Task material

_ _ _ _ _

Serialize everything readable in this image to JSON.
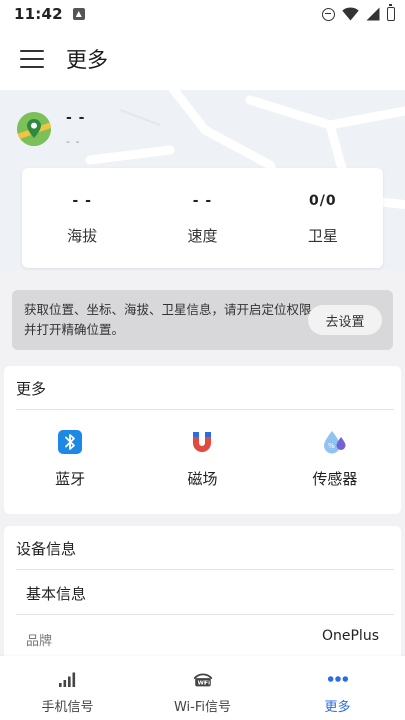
{
  "status": {
    "time": "11:42"
  },
  "appbar": {
    "title": "更多"
  },
  "location": {
    "line1": "- -",
    "line2": "- -"
  },
  "gps": [
    {
      "value": "- -",
      "label": "海拔"
    },
    {
      "value": "- -",
      "label": "速度"
    },
    {
      "value": "0/0",
      "label": "卫星"
    }
  ],
  "permission": {
    "text": "获取位置、坐标、海拔、卫星信息，请开启定位权限并打开精确位置。",
    "button": "去设置"
  },
  "more": {
    "header": "更多",
    "tools": [
      {
        "label": "蓝牙",
        "icon": "bluetooth-icon"
      },
      {
        "label": "磁场",
        "icon": "magnet-icon"
      },
      {
        "label": "传感器",
        "icon": "sensor-icon"
      }
    ]
  },
  "device": {
    "header": "设备信息",
    "basic": "基本信息",
    "brand_label": "品牌",
    "brand_value": "OnePlus"
  },
  "nav": [
    {
      "label": "手机信号",
      "icon": "signal-bars-icon"
    },
    {
      "label": "Wi-Fi信号",
      "icon": "wifi-badge-icon"
    },
    {
      "label": "更多",
      "icon": "more-dots-icon"
    }
  ],
  "colors": {
    "accent": "#2b6be6",
    "bluetooth": "#1e88e5",
    "magnet_red": "#e04a3f",
    "magnet_blue": "#2b6be6",
    "sensor_light": "#8fc3f2",
    "sensor_dark": "#6f63d6"
  }
}
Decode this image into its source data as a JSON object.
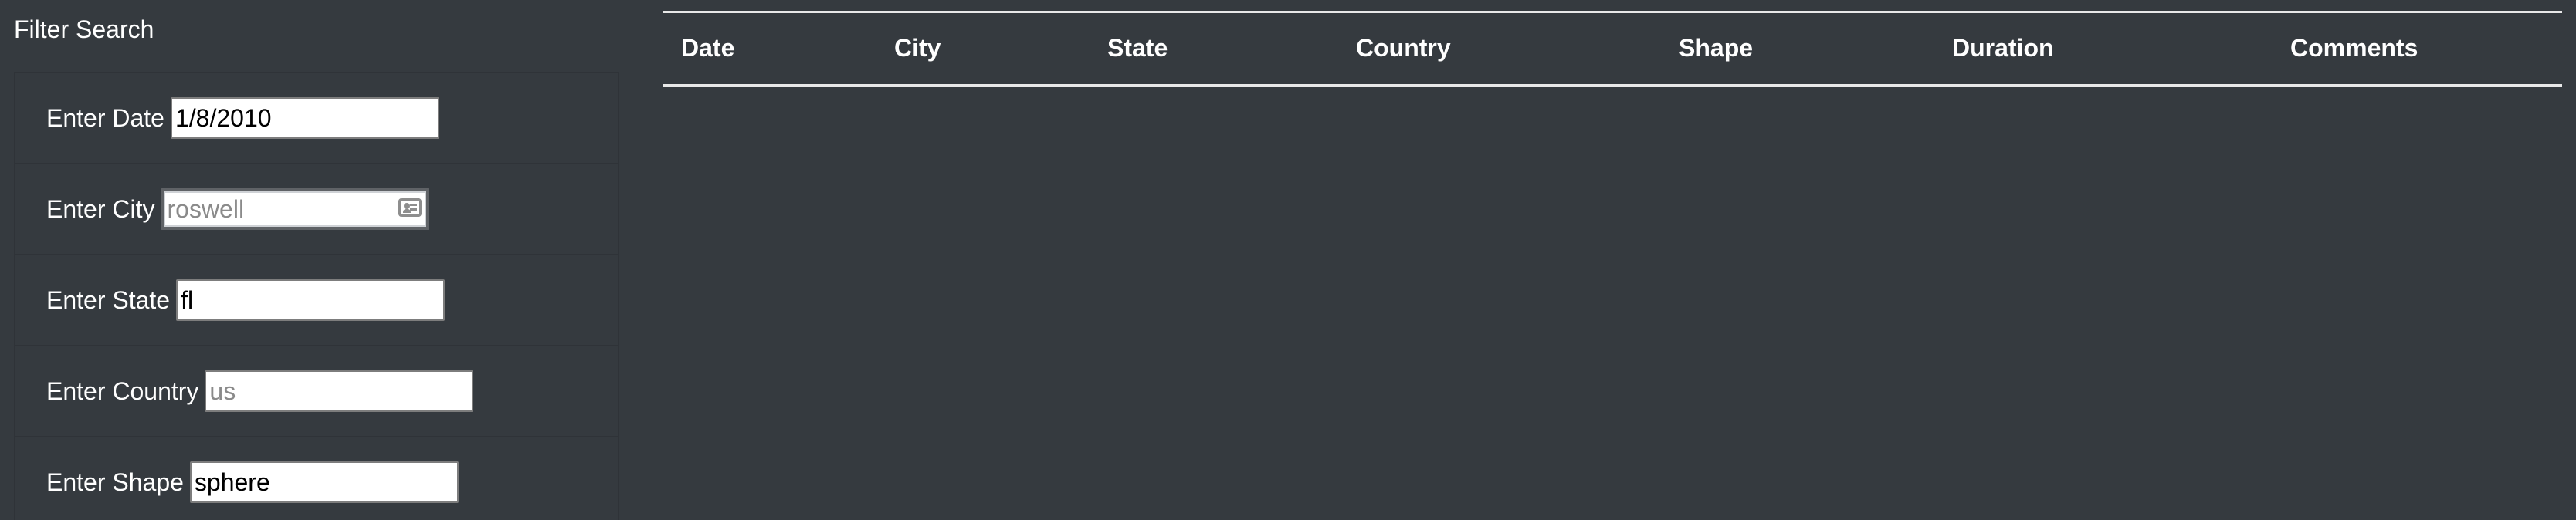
{
  "filter": {
    "heading": "Filter Search",
    "fields": [
      {
        "label": "Enter Date",
        "value": "1/8/2010",
        "placeholder": ""
      },
      {
        "label": "Enter City",
        "value": "",
        "placeholder": "roswell"
      },
      {
        "label": "Enter State",
        "value": "fl",
        "placeholder": ""
      },
      {
        "label": "Enter Country",
        "value": "",
        "placeholder": "us"
      },
      {
        "label": "Enter Shape",
        "value": "sphere",
        "placeholder": ""
      }
    ]
  },
  "table": {
    "columns": [
      "Date",
      "City",
      "State",
      "Country",
      "Shape",
      "Duration",
      "Comments"
    ],
    "rows": []
  },
  "colors": {
    "background": "#353a3f",
    "text": "#ffffff",
    "rule": "#e8e8e8",
    "input_background": "#ffffff"
  },
  "icons": {
    "city_input_icon": "contact-card-icon"
  }
}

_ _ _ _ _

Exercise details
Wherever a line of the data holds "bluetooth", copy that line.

Task output
        "icon": "bluetooth-icon"
    "bluetooth": "#1e88e5",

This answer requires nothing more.